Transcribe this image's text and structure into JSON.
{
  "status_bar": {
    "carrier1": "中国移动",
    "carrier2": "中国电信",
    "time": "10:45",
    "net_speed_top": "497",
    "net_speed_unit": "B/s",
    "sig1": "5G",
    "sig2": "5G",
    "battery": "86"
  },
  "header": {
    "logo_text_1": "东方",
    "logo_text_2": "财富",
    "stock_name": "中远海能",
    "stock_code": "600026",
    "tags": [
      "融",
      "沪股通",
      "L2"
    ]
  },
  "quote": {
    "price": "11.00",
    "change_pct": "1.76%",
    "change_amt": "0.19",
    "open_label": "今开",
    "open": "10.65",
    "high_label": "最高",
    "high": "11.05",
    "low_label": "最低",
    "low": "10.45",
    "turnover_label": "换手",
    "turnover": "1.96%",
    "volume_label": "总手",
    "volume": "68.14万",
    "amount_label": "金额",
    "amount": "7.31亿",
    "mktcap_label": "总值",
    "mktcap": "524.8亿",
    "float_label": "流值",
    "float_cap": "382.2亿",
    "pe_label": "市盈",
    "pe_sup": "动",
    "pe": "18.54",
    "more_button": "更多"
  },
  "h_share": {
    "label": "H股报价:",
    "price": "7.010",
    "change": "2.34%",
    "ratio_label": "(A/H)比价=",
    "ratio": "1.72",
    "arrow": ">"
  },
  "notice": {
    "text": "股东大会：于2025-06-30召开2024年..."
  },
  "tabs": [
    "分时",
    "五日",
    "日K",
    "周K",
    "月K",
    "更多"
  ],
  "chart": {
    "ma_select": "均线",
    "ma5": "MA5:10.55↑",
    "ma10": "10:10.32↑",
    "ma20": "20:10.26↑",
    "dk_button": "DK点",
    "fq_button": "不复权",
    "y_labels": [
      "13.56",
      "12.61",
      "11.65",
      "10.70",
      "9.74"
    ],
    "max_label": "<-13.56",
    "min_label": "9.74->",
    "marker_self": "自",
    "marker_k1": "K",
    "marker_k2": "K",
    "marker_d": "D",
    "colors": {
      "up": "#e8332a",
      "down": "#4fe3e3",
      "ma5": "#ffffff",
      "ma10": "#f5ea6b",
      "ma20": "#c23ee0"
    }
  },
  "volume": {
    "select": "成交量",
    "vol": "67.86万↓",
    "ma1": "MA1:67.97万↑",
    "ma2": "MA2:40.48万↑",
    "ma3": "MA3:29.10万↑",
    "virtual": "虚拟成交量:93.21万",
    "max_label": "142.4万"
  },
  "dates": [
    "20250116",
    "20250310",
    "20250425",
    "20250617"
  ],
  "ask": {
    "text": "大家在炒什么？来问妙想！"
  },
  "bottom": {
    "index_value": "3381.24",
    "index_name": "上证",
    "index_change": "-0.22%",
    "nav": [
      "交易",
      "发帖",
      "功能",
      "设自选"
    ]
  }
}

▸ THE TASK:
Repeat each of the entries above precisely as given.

▸ SOLUTION TO THIS EXERCISE:
Transcribe this image's text and structure into JSON.
{
  "status_bar": {
    "carrier1": "中国移动",
    "carrier2": "中国电信",
    "time": "10:45",
    "net_speed_top": "497",
    "net_speed_unit": "B/s",
    "sig1": "5G",
    "sig2": "5G",
    "battery": "86"
  },
  "header": {
    "logo_text_1": "东方",
    "logo_text_2": "财富",
    "stock_name": "中远海能",
    "stock_code": "600026",
    "tags": [
      "融",
      "沪股通",
      "L2"
    ]
  },
  "quote": {
    "price": "11.00",
    "change_pct": "1.76%",
    "change_amt": "0.19",
    "open_label": "今开",
    "open": "10.65",
    "high_label": "最高",
    "high": "11.05",
    "low_label": "最低",
    "low": "10.45",
    "turnover_label": "换手",
    "turnover": "1.96%",
    "volume_label": "总手",
    "volume": "68.14万",
    "amount_label": "金额",
    "amount": "7.31亿",
    "mktcap_label": "总值",
    "mktcap": "524.8亿",
    "float_label": "流值",
    "float_cap": "382.2亿",
    "pe_label": "市盈",
    "pe_sup": "动",
    "pe": "18.54",
    "more_button": "更多"
  },
  "h_share": {
    "label": "H股报价:",
    "price": "7.010",
    "change": "2.34%",
    "ratio_label": "(A/H)比价=",
    "ratio": "1.72",
    "arrow": ">"
  },
  "notice": {
    "text": "股东大会：于2025-06-30召开2024年..."
  },
  "tabs": [
    "分时",
    "五日",
    "日K",
    "周K",
    "月K",
    "更多"
  ],
  "chart": {
    "ma_select": "均线",
    "ma5": "MA5:10.55↑",
    "ma10": "10:10.32↑",
    "ma20": "20:10.26↑",
    "dk_button": "DK点",
    "fq_button": "不复权",
    "y_labels": [
      "13.56",
      "12.61",
      "11.65",
      "10.70",
      "9.74"
    ],
    "max_label": "<-13.56",
    "min_label": "9.74->",
    "marker_self": "自",
    "marker_k1": "K",
    "marker_k2": "K",
    "marker_d": "D",
    "colors": {
      "up": "#e8332a",
      "down": "#4fe3e3",
      "ma5": "#ffffff",
      "ma10": "#f5ea6b",
      "ma20": "#c23ee0"
    }
  },
  "volume": {
    "select": "成交量",
    "vol": "67.86万↓",
    "ma1": "MA1:67.97万↑",
    "ma2": "MA2:40.48万↑",
    "ma3": "MA3:29.10万↑",
    "virtual": "虚拟成交量:93.21万",
    "max_label": "142.4万"
  },
  "dates": [
    "20250116",
    "20250310",
    "20250425",
    "20250617"
  ],
  "ask": {
    "text": "大家在炒什么？来问妙想！"
  },
  "bottom": {
    "index_value": "3381.24",
    "index_name": "上证",
    "index_change": "-0.22%",
    "nav": [
      "交易",
      "发帖",
      "功能",
      "设自选"
    ]
  }
}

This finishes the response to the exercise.